In the kumite discipline, men’s medal contenders include 2018 world champion Steve Da Costa of France and Italy’s Angelo Crescenzo in the -67 kg competition. Five-time world champion Rafael Aghayev of Azerbaijan (-75 kg) and Turkey’s Ugur Aktas (+75 kg) should also contend for spots on the podium. Croatia‘s Ivan Kvesić (+75 kg) is a recent gold medalist at the world championships and European championships.

On the women’s side, Ukraine’s Anzhelika Terliuga (-55 kg) tops the world rankings in her weight class. Serbia’s Jovana Prekovic (-61 kg) and Azerbaijan’s Irina Zaretska (+61 kg), both 2018 world champions, will also compete in Tokyo. China’s Yin Xiaoyan leads the world rankings in the -61 kg weight class and finished second to Prekovic in 2018.

At the world championships, there are five weight classes in the kumite competition, but there will be only three weight classes in Tokyo.

Who are the favorites in baseball and softball?

The International Olympic Committee added baseball to the Olympic program for the 1992 Games, and it was contested through 2008. Cuba won the gold medal three times (1992, 1996 and 2004). The United States won in 2000 and has finished on the podium two other times.

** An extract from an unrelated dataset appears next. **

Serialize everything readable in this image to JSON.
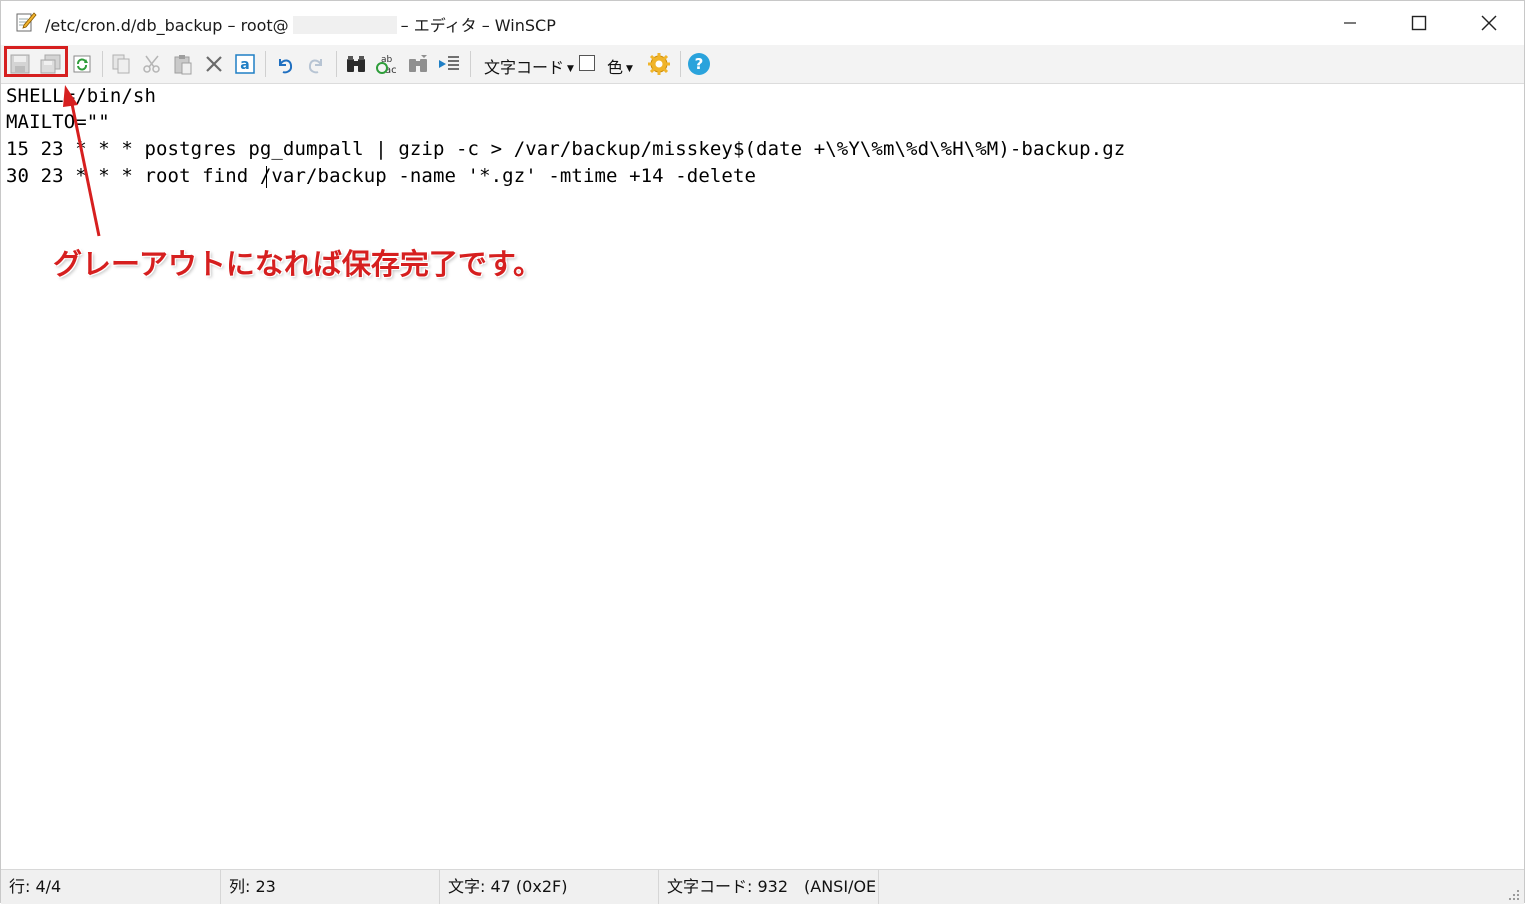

South Korea won the gold medal in 2008.

Major League Baseball does not pause its season for the Olympics, so the sport’s U.S. national governing body built a team with players not currently in the big leagues. The United States will still hope to contend for a medal. Other North American countries face similar constraints.

Japan — a country that loves baseball, which is why the sport is making a reappearance at these Games — will pause its top league, Nippon Professional Baseball, while the nation pursues an Olympic medal. The Korea Baseball Organization will also go on hold to allow players to participate in the Games.

Softball has been contested four times at the Olympics. Team USA won in 1996, 2000 and 2004, but Japan edged the United States in the 2008 final. Cat Osterman, now 38, pitched for Team USA in that game, and she came out of retirement for the Tokyo Games.

Will these sports be included at the 2024 Paris Games?

Olympic competitions in sport climbing, skateboarding and surfing will be held again at the next Summer Games. Karate, baseball and softball will not be included in the 2024 Olympics.

What other new sports might be added to the Olympics?

In addition to the three new sports from Tokyo that will remain part of the Olympic program, the Paris Games will feature the debut of breaking, also known as break dancing. The 2024 Games will include 329 medal events.

New sports for the 2028 Los Angeles Games have not yet been announced. The IOC will consider the organizing committee’s proposal in 2024.